▼▼▼
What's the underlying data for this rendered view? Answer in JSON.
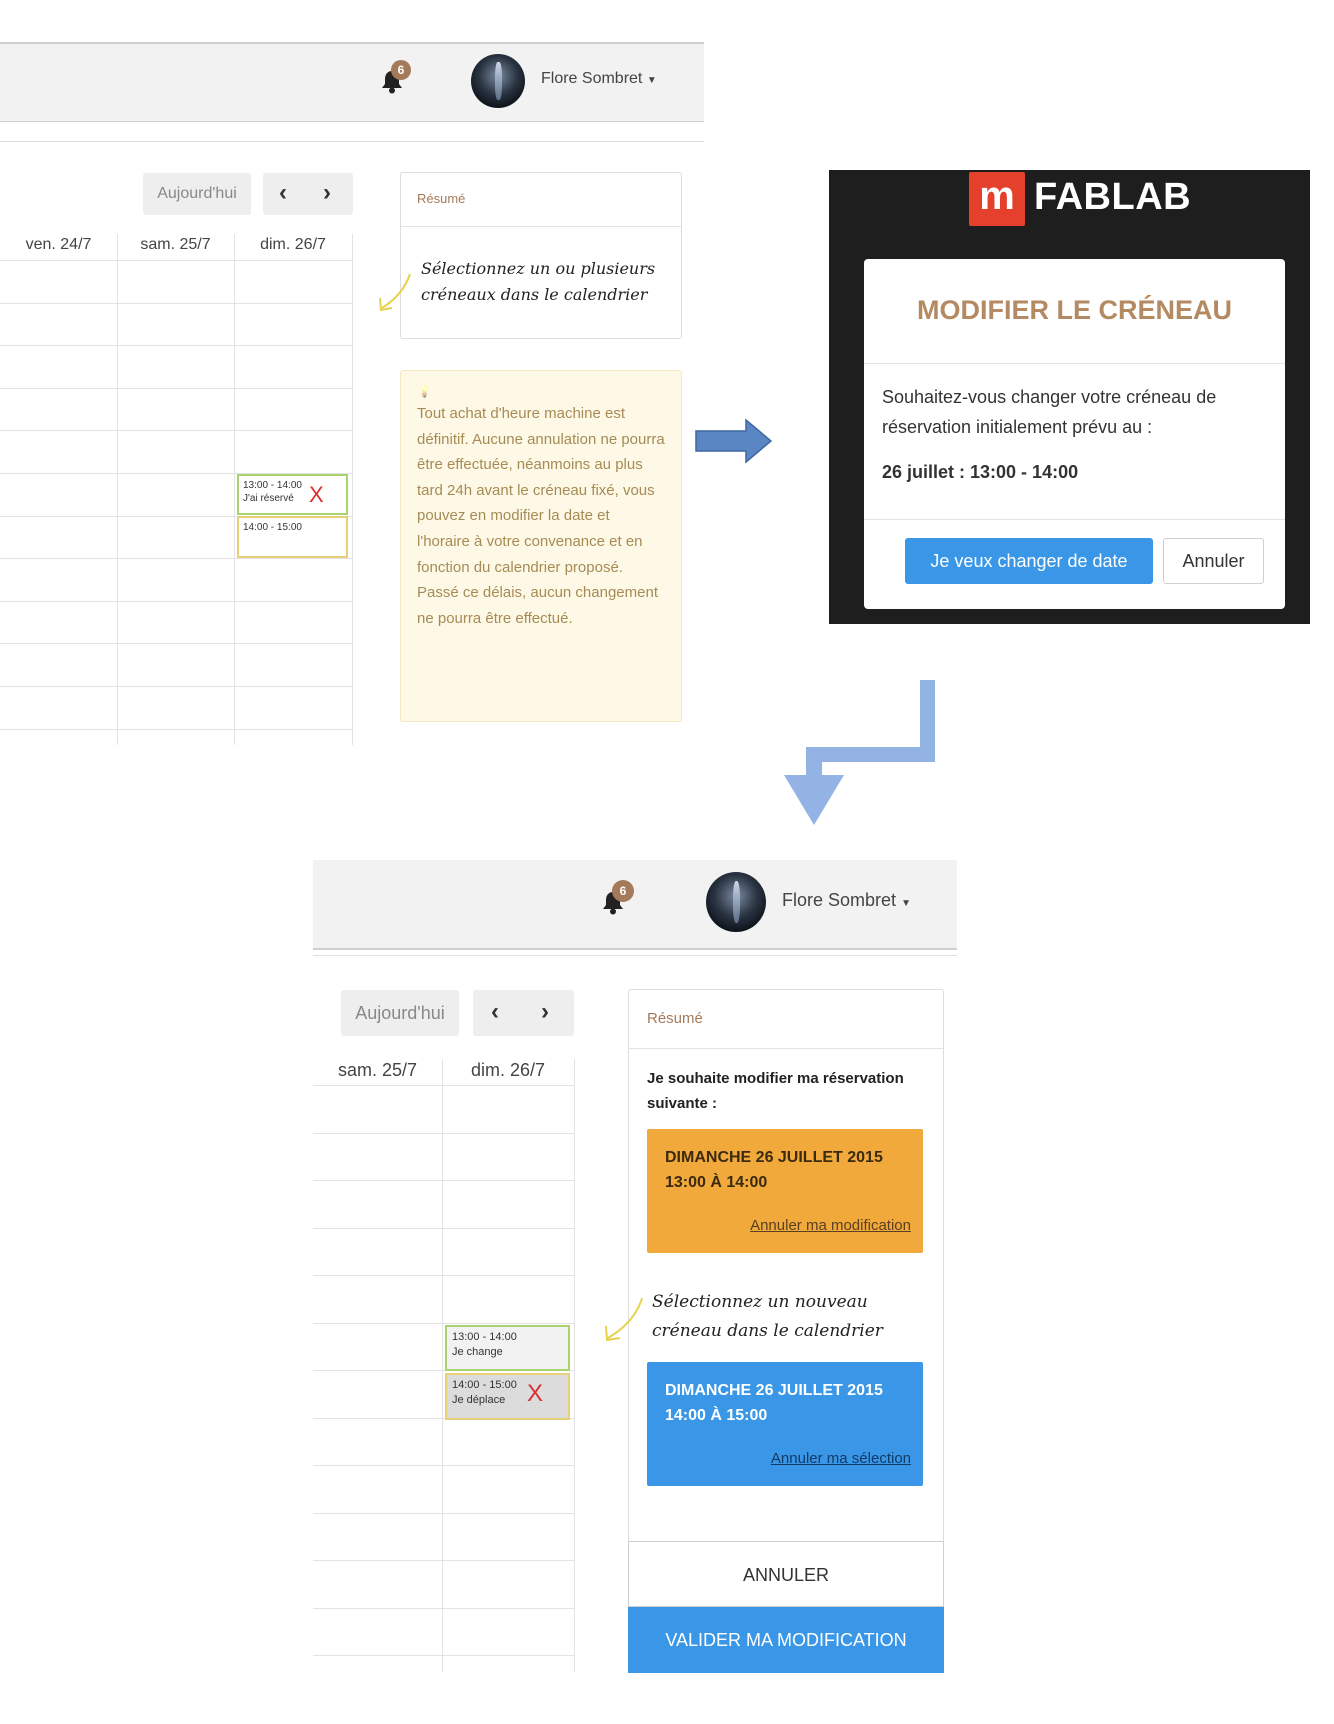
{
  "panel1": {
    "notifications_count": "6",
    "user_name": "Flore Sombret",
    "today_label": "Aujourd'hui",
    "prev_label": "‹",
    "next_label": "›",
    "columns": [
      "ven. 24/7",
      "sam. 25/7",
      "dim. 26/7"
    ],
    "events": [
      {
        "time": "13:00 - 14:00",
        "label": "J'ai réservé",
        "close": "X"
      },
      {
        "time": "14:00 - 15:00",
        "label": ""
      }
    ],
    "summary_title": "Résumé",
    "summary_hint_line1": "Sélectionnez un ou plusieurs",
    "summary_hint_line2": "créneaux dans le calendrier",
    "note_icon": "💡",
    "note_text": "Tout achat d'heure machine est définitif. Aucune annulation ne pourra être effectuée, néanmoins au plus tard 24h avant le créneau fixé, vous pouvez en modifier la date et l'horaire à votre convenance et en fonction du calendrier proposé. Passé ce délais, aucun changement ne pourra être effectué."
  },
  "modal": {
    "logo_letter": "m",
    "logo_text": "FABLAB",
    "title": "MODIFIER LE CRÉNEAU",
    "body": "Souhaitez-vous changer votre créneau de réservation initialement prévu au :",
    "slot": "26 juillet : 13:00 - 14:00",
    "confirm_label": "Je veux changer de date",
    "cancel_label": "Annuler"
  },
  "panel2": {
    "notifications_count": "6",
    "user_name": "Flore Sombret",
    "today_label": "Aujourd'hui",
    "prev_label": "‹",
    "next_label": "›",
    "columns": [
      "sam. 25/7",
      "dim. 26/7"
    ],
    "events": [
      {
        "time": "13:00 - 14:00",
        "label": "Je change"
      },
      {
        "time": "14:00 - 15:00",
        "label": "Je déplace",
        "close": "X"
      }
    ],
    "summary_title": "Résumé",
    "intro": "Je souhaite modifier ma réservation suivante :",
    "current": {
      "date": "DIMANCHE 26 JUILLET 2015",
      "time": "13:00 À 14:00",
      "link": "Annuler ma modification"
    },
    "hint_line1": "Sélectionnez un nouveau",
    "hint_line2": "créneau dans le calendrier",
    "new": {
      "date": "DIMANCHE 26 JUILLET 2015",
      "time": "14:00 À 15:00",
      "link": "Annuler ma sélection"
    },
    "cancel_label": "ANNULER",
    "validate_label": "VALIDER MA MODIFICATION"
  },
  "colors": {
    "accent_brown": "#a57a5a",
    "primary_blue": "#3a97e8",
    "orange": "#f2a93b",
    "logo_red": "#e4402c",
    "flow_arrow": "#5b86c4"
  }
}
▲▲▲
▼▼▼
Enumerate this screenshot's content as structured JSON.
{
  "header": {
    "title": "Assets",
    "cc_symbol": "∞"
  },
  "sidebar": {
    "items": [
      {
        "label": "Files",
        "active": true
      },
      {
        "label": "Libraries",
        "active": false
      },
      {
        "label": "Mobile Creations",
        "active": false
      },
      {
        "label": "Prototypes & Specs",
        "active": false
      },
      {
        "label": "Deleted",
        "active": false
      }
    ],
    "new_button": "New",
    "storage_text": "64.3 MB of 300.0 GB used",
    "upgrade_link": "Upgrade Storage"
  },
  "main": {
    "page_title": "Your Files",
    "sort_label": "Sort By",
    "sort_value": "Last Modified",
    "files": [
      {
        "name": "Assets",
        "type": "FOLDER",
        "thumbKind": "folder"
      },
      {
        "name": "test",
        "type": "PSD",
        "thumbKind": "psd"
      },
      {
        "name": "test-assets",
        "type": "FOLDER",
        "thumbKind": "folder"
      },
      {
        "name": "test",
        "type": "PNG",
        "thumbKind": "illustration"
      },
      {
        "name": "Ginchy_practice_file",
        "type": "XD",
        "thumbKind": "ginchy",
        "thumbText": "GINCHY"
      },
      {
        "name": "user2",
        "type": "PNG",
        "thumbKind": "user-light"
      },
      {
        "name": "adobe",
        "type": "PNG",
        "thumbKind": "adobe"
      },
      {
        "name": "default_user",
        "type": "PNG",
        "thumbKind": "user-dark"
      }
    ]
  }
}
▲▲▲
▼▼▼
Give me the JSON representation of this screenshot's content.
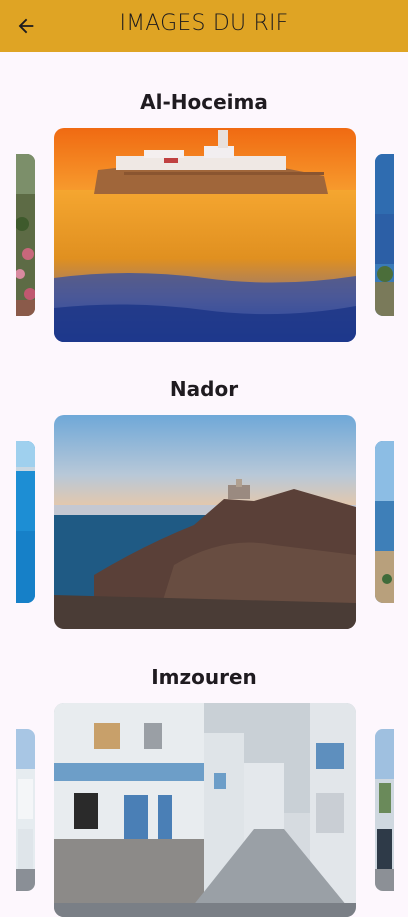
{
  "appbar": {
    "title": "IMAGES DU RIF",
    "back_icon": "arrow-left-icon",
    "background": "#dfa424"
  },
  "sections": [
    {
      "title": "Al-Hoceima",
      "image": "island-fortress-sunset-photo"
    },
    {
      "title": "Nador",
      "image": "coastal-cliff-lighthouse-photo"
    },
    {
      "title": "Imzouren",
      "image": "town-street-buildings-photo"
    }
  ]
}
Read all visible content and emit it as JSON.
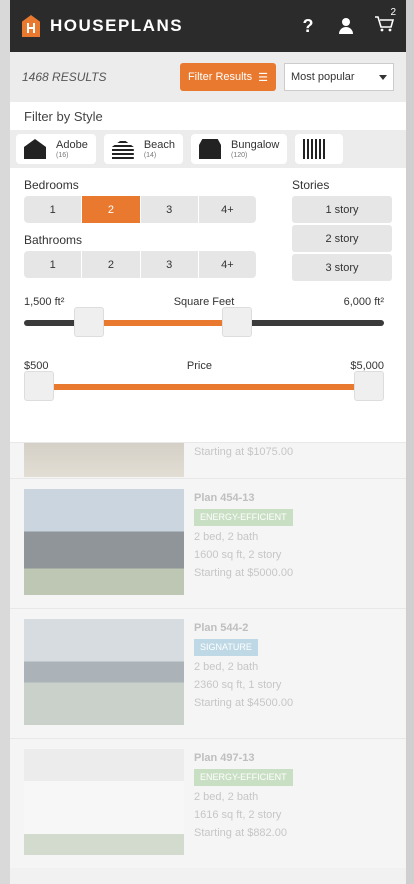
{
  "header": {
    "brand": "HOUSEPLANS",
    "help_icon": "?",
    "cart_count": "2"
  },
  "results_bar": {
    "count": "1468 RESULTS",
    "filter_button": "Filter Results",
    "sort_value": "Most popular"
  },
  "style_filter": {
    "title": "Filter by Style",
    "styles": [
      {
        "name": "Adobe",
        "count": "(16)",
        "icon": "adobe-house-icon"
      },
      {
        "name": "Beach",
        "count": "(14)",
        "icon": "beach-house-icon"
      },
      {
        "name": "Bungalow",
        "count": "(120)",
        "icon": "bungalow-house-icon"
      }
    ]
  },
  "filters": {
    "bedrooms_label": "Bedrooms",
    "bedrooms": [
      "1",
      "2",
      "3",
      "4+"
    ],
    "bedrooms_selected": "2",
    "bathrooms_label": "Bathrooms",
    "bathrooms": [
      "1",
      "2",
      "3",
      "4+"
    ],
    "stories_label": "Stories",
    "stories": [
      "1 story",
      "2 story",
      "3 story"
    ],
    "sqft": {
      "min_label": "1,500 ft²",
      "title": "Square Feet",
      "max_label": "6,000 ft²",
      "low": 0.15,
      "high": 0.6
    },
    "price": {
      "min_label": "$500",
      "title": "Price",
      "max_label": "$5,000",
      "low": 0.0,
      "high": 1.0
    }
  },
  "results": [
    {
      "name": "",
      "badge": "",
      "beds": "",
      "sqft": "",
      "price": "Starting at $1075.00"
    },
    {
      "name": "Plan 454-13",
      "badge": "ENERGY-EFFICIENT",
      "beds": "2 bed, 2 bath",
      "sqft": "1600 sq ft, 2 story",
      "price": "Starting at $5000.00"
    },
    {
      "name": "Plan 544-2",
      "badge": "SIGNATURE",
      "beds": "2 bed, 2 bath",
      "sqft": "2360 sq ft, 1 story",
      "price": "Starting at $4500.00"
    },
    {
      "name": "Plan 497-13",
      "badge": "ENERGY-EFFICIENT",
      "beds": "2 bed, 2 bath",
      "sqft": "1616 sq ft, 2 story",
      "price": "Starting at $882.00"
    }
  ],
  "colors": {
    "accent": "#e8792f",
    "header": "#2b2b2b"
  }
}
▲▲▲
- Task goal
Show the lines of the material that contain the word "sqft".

- Written solution
    "sqft": {
      "sqft": "",
      "sqft": "1600 sq ft, 2 story",
      "sqft": "2360 sq ft, 1 story",
      "sqft": "1616 sq ft, 2 story",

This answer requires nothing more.